Action item: Print the lines below exactly as written, with none missing.

Entries from a dataset of interfaces:
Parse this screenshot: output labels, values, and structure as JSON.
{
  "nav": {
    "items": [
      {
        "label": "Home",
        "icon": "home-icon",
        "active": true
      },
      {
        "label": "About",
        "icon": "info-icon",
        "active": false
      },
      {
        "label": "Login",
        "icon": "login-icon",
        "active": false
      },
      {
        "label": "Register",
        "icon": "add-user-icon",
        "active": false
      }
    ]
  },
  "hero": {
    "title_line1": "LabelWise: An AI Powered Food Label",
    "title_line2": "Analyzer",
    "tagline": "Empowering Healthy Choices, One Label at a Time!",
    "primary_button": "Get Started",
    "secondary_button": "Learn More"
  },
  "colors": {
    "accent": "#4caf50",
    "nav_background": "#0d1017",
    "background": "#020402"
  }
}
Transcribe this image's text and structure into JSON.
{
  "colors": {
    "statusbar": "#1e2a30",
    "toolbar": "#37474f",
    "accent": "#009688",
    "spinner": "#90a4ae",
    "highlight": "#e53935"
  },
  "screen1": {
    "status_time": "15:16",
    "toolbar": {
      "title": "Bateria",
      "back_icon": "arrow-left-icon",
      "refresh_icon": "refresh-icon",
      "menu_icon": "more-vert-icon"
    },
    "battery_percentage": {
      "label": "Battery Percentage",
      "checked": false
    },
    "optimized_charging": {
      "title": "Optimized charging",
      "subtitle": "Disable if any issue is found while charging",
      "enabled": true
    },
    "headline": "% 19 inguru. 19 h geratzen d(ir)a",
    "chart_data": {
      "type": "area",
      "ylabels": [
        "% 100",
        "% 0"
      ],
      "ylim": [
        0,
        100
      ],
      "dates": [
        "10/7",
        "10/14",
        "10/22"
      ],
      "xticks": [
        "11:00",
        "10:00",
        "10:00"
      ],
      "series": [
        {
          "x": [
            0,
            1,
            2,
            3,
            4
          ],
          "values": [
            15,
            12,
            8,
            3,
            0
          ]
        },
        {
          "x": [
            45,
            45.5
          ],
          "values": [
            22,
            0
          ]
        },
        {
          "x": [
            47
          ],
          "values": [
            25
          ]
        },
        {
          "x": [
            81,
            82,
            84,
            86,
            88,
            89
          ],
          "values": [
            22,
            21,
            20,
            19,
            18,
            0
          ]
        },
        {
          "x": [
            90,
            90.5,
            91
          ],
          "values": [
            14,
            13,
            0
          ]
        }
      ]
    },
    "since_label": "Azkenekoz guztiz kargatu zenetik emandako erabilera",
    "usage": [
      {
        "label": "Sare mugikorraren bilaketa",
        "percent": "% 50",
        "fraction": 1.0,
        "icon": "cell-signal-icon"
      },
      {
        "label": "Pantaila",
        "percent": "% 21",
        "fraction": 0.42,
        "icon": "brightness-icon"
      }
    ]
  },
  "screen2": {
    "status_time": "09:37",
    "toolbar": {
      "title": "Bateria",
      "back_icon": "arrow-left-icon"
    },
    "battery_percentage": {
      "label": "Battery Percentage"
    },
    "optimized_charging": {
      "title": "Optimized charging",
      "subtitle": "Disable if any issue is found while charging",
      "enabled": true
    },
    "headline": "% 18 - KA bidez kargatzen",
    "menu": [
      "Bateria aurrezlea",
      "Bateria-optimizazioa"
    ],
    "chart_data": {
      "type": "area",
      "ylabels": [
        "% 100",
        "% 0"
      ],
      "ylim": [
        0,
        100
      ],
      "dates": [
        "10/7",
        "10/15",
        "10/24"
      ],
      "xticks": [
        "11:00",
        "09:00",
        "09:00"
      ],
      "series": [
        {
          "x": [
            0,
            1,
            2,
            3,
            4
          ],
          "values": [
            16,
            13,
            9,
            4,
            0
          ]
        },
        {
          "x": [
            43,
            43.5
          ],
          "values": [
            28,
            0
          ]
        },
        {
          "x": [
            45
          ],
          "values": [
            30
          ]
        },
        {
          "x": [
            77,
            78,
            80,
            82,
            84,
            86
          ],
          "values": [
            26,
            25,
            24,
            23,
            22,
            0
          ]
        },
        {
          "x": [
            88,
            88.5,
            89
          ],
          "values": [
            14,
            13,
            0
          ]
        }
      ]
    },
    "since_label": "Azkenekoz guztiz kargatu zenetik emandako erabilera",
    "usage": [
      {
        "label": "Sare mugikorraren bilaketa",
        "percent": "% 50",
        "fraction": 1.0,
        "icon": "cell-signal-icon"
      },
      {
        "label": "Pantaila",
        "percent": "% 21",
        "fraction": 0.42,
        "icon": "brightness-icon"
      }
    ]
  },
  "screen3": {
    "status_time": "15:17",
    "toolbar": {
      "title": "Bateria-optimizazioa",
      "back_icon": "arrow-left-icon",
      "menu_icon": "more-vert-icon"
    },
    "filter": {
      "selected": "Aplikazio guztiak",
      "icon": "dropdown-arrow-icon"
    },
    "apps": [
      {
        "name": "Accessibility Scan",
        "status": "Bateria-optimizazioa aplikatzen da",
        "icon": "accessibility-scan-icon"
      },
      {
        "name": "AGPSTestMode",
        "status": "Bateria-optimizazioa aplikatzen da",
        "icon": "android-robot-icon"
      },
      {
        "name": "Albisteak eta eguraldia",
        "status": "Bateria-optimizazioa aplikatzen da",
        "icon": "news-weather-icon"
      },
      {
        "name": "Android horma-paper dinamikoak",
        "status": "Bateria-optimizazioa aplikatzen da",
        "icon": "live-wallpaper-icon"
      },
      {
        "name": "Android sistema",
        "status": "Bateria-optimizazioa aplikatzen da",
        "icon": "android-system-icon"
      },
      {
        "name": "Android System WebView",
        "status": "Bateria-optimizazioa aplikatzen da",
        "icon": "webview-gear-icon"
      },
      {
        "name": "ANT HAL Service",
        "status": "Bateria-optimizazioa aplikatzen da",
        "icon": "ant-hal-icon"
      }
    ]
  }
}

Answer to the problem:
Parse this screenshot: output labels, values, and structure as JSON.
{
  "nav": {
    "items": [
      {
        "label": "Home",
        "icon": "home-icon",
        "active": true
      },
      {
        "label": "About",
        "icon": "info-icon",
        "active": false
      },
      {
        "label": "Login",
        "icon": "login-icon",
        "active": false
      },
      {
        "label": "Register",
        "icon": "add-user-icon",
        "active": false
      }
    ]
  },
  "hero": {
    "title_line1": "LabelWise: An AI Powered Food Label",
    "title_line2": "Analyzer",
    "tagline": "Empowering Healthy Choices, One Label at a Time!",
    "primary_button": "Get Started",
    "secondary_button": "Learn More"
  },
  "colors": {
    "accent": "#4caf50",
    "nav_background": "#0d1017",
    "background": "#020402"
  }
}
Transcribe this image's text and structure into JSON.
{
  "colors": {
    "statusbar": "#1e2a30",
    "toolbar": "#37474f",
    "accent": "#009688",
    "spinner": "#90a4ae",
    "highlight": "#e53935"
  },
  "screen1": {
    "status_time": "15:16",
    "toolbar": {
      "title": "Bateria",
      "back_icon": "arrow-left-icon",
      "refresh_icon": "refresh-icon",
      "menu_icon": "more-vert-icon"
    },
    "battery_percentage": {
      "label": "Battery Percentage",
      "checked": false
    },
    "optimized_charging": {
      "title": "Optimized charging",
      "subtitle": "Disable if any issue is found while charging",
      "enabled": true
    },
    "headline": "% 19 inguru. 19 h geratzen d(ir)a",
    "chart_data": {
      "type": "area",
      "ylabels": [
        "% 100",
        "% 0"
      ],
      "ylim": [
        0,
        100
      ],
      "dates": [
        "10/7",
        "10/14",
        "10/22"
      ],
      "xticks": [
        "11:00",
        "10:00",
        "10:00"
      ],
      "series": [
        {
          "x": [
            0,
            1,
            2,
            3,
            4
          ],
          "values": [
            15,
            12,
            8,
            3,
            0
          ]
        },
        {
          "x": [
            45,
            45.5
          ],
          "values": [
            22,
            0
          ]
        },
        {
          "x": [
            47
          ],
          "values": [
            25
          ]
        },
        {
          "x": [
            81,
            82,
            84,
            86,
            88,
            89
          ],
          "values": [
            22,
            21,
            20,
            19,
            18,
            0
          ]
        },
        {
          "x": [
            90,
            90.5,
            91
          ],
          "values": [
            14,
            13,
            0
          ]
        }
      ]
    },
    "since_label": "Azkenekoz guztiz kargatu zenetik emandako erabilera",
    "usage": [
      {
        "label": "Sare mugikorraren bilaketa",
        "percent": "% 50",
        "fraction": 1.0,
        "icon": "cell-signal-icon"
      },
      {
        "label": "Pantaila",
        "percent": "% 21",
        "fraction": 0.42,
        "icon": "brightness-icon"
      }
    ]
  },
  "screen2": {
    "status_time": "09:37",
    "toolbar": {
      "title": "Bateria",
      "back_icon": "arrow-left-icon"
    },
    "battery_percentage": {
      "label": "Battery Percentage"
    },
    "optimized_charging": {
      "title": "Optimized charging",
      "subtitle": "Disable if any issue is found while charging",
      "enabled": true
    },
    "headline": "% 18 - KA bidez kargatzen",
    "menu": [
      "Bateria aurrezlea",
      "Bateria-optimizazioa"
    ],
    "chart_data": {
      "type": "area",
      "ylabels": [
        "% 100",
        "% 0"
      ],
      "ylim": [
        0,
        100
      ],
      "dates": [
        "10/7",
        "10/15",
        "10/24"
      ],
      "xticks": [
        "11:00",
        "09:00",
        "09:00"
      ],
      "series": [
        {
          "x": [
            0,
            1,
            2,
            3,
            4
          ],
          "values": [
            16,
            13,
            9,
            4,
            0
          ]
        },
        {
          "x": [
            43,
            43.5
          ],
          "values": [
            28,
            0
          ]
        },
        {
          "x": [
            45
          ],
          "values": [
            30
          ]
        },
        {
          "x": [
            77,
            78,
            80,
            82,
            84,
            86
          ],
          "values": [
            26,
            25,
            24,
            23,
            22,
            0
          ]
        },
        {
          "x": [
            88,
            88.5,
            89
          ],
          "values": [
            14,
            13,
            0
          ]
        }
      ]
    },
    "since_label": "Azkenekoz guztiz kargatu zenetik emandako erabilera",
    "usage": [
      {
        "label": "Sare mugikorraren bilaketa",
        "percent": "% 50",
        "fraction": 1.0,
        "icon": "cell-signal-icon"
      },
      {
        "label": "Pantaila",
        "percent": "% 21",
        "fraction": 0.42,
        "icon": "brightness-icon"
      }
    ]
  },
  "screen3": {
    "status_time": "15:17",
    "toolbar": {
      "title": "Bateria-optimizazioa",
      "back_icon": "arrow-left-icon",
      "menu_icon": "more-vert-icon"
    },
    "filter": {
      "selected": "Aplikazio guztiak",
      "icon": "dropdown-arrow-icon"
    },
    "apps": [
      {
        "name": "Accessibility Scan",
        "status": "Bateria-optimizazioa aplikatzen da",
        "icon": "accessibility-scan-icon"
      },
      {
        "name": "AGPSTestMode",
        "status": "Bateria-optimizazioa aplikatzen da",
        "icon": "android-robot-icon"
      },
      {
        "name": "Albisteak eta eguraldia",
        "status": "Bateria-optimizazioa aplikatzen da",
        "icon": "news-weather-icon"
      },
      {
        "name": "Android horma-paper dinamikoak",
        "status": "Bateria-optimizazioa aplikatzen da",
        "icon": "live-wallpaper-icon"
      },
      {
        "name": "Android sistema",
        "status": "Bateria-optimizazioa aplikatzen da",
        "icon": "android-system-icon"
      },
      {
        "name": "Android System WebView",
        "status": "Bateria-optimizazioa aplikatzen da",
        "icon": "webview-gear-icon"
      },
      {
        "name": "ANT HAL Service",
        "status": "Bateria-optimizazioa aplikatzen da",
        "icon": "ant-hal-icon"
      }
    ]
  }
}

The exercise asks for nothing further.